Print each entry exactly, all the way through.
====== Given records
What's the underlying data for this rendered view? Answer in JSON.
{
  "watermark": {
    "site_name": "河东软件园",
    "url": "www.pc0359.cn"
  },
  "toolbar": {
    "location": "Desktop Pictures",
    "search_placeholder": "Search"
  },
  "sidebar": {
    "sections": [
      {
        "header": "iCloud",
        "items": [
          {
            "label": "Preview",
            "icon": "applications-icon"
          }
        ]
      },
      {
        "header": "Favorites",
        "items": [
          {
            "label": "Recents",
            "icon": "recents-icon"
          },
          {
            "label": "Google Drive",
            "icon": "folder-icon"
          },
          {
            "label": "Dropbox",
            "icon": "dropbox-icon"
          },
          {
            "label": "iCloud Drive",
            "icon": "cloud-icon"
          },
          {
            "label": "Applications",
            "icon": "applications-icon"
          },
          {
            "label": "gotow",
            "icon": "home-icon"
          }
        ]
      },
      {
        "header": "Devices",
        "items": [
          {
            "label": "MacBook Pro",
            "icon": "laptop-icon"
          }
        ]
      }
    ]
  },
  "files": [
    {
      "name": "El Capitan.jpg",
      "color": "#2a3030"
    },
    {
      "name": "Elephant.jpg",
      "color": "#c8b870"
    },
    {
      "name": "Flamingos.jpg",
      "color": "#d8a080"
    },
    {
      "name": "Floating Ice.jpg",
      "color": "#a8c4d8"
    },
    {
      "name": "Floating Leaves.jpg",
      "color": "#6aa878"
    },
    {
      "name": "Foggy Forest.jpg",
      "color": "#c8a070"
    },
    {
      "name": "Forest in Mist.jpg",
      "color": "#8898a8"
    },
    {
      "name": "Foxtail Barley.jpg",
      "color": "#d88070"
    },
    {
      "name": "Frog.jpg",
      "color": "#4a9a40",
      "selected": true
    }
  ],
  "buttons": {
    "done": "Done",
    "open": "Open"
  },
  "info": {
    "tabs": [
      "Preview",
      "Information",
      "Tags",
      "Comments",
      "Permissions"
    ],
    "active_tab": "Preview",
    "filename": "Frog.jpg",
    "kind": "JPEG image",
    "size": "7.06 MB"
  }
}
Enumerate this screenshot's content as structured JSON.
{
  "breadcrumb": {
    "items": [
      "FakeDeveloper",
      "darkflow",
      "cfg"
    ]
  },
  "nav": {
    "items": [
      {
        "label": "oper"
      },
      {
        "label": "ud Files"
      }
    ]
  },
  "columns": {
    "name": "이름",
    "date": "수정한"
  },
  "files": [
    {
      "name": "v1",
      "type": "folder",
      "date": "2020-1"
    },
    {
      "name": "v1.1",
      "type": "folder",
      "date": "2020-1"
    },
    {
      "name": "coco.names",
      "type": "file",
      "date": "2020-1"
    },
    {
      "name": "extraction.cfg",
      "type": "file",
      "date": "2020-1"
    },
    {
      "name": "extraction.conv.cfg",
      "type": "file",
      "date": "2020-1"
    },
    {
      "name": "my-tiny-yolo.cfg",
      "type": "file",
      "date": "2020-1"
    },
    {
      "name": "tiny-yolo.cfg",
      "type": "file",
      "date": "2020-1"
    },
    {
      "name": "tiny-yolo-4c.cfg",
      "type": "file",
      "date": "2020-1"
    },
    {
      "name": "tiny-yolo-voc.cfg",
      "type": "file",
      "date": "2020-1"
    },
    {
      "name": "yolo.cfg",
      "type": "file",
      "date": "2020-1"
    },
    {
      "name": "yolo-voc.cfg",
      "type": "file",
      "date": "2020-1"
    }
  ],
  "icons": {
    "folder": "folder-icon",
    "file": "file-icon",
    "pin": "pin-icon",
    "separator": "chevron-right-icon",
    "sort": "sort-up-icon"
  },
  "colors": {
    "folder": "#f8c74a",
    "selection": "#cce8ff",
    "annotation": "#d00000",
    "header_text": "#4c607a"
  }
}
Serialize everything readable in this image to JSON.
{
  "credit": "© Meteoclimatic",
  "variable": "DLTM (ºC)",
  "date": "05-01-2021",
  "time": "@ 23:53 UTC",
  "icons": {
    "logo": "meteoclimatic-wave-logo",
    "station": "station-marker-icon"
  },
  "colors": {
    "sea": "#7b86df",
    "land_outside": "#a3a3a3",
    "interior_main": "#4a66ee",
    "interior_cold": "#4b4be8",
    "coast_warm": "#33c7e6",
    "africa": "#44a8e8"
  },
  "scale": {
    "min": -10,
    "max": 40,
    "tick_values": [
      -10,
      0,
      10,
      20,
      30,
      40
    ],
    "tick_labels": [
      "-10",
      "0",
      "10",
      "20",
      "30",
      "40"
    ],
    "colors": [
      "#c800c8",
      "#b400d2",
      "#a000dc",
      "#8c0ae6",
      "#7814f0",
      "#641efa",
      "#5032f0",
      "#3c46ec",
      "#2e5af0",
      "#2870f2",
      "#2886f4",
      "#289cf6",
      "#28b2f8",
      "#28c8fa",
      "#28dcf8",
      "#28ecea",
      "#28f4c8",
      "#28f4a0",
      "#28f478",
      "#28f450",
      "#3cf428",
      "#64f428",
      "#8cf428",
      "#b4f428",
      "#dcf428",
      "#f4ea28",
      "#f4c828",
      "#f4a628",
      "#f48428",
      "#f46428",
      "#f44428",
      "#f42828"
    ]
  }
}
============
Output of the exercise:
What's the underlying data for this rendered view? Answer in JSON.
{
  "watermark": {
    "site_name": "河东软件园",
    "url": "www.pc0359.cn"
  },
  "toolbar": {
    "location": "Desktop Pictures",
    "search_placeholder": "Search"
  },
  "sidebar": {
    "sections": [
      {
        "header": "iCloud",
        "items": [
          {
            "label": "Preview",
            "icon": "applications-icon"
          }
        ]
      },
      {
        "header": "Favorites",
        "items": [
          {
            "label": "Recents",
            "icon": "recents-icon"
          },
          {
            "label": "Google Drive",
            "icon": "folder-icon"
          },
          {
            "label": "Dropbox",
            "icon": "dropbox-icon"
          },
          {
            "label": "iCloud Drive",
            "icon": "cloud-icon"
          },
          {
            "label": "Applications",
            "icon": "applications-icon"
          },
          {
            "label": "gotow",
            "icon": "home-icon"
          }
        ]
      },
      {
        "header": "Devices",
        "items": [
          {
            "label": "MacBook Pro",
            "icon": "laptop-icon"
          }
        ]
      }
    ]
  },
  "files": [
    {
      "name": "El Capitan.jpg",
      "color": "#2a3030"
    },
    {
      "name": "Elephant.jpg",
      "color": "#c8b870"
    },
    {
      "name": "Flamingos.jpg",
      "color": "#d8a080"
    },
    {
      "name": "Floating Ice.jpg",
      "color": "#a8c4d8"
    },
    {
      "name": "Floating Leaves.jpg",
      "color": "#6aa878"
    },
    {
      "name": "Foggy Forest.jpg",
      "color": "#c8a070"
    },
    {
      "name": "Forest in Mist.jpg",
      "color": "#8898a8"
    },
    {
      "name": "Foxtail Barley.jpg",
      "color": "#d88070"
    },
    {
      "name": "Frog.jpg",
      "color": "#4a9a40",
      "selected": true
    }
  ],
  "buttons": {
    "done": "Done",
    "open": "Open"
  },
  "info": {
    "tabs": [
      "Preview",
      "Information",
      "Tags",
      "Comments",
      "Permissions"
    ],
    "active_tab": "Preview",
    "filename": "Frog.jpg",
    "kind": "JPEG image",
    "size": "7.06 MB"
  }
}
Enumerate this screenshot's content as structured JSON.
{
  "breadcrumb": {
    "items": [
      "FakeDeveloper",
      "darkflow",
      "cfg"
    ]
  },
  "nav": {
    "items": [
      {
        "label": "oper"
      },
      {
        "label": "ud Files"
      }
    ]
  },
  "columns": {
    "name": "이름",
    "date": "수정한"
  },
  "files": [
    {
      "name": "v1",
      "type": "folder",
      "date": "2020-1"
    },
    {
      "name": "v1.1",
      "type": "folder",
      "date": "2020-1"
    },
    {
      "name": "coco.names",
      "type": "file",
      "date": "2020-1"
    },
    {
      "name": "extraction.cfg",
      "type": "file",
      "date": "2020-1"
    },
    {
      "name": "extraction.conv.cfg",
      "type": "file",
      "date": "2020-1"
    },
    {
      "name": "my-tiny-yolo.cfg",
      "type": "file",
      "date": "2020-1"
    },
    {
      "name": "tiny-yolo.cfg",
      "type": "file",
      "date": "2020-1"
    },
    {
      "name": "tiny-yolo-4c.cfg",
      "type": "file",
      "date": "2020-1"
    },
    {
      "name": "tiny-yolo-voc.cfg",
      "type": "file",
      "date": "2020-1"
    },
    {
      "name": "yolo.cfg",
      "type": "file",
      "date": "2020-1"
    },
    {
      "name": "yolo-voc.cfg",
      "type": "file",
      "date": "2020-1"
    }
  ],
  "icons": {
    "folder": "folder-icon",
    "file": "file-icon",
    "pin": "pin-icon",
    "separator": "chevron-right-icon",
    "sort": "sort-up-icon"
  },
  "colors": {
    "folder": "#f8c74a",
    "selection": "#cce8ff",
    "annotation": "#d00000",
    "header_text": "#4c607a"
  }
}
Serialize everything readable in this image to JSON.
{
  "credit": "© Meteoclimatic",
  "variable": "DLTM (ºC)",
  "date": "05-01-2021",
  "time": "@ 23:53 UTC",
  "icons": {
    "logo": "meteoclimatic-wave-logo",
    "station": "station-marker-icon"
  },
  "colors": {
    "sea": "#7b86df",
    "land_outside": "#a3a3a3",
    "interior_main": "#4a66ee",
    "interior_cold": "#4b4be8",
    "coast_warm": "#33c7e6",
    "africa": "#44a8e8"
  },
  "scale": {
    "min": -10,
    "max": 40,
    "tick_values": [
      -10,
      0,
      10,
      20,
      30,
      40
    ],
    "tick_labels": [
      "-10",
      "0",
      "10",
      "20",
      "30",
      "40"
    ],
    "colors": [
      "#c800c8",
      "#b400d2",
      "#a000dc",
      "#8c0ae6",
      "#7814f0",
      "#641efa",
      "#5032f0",
      "#3c46ec",
      "#2e5af0",
      "#2870f2",
      "#2886f4",
      "#289cf6",
      "#28b2f8",
      "#28c8fa",
      "#28dcf8",
      "#28ecea",
      "#28f4c8",
      "#28f4a0",
      "#28f478",
      "#28f450",
      "#3cf428",
      "#64f428",
      "#8cf428",
      "#b4f428",
      "#dcf428",
      "#f4ea28",
      "#f4c828",
      "#f4a628",
      "#f48428",
      "#f46428",
      "#f44428",
      "#f42828"
    ]
  }
}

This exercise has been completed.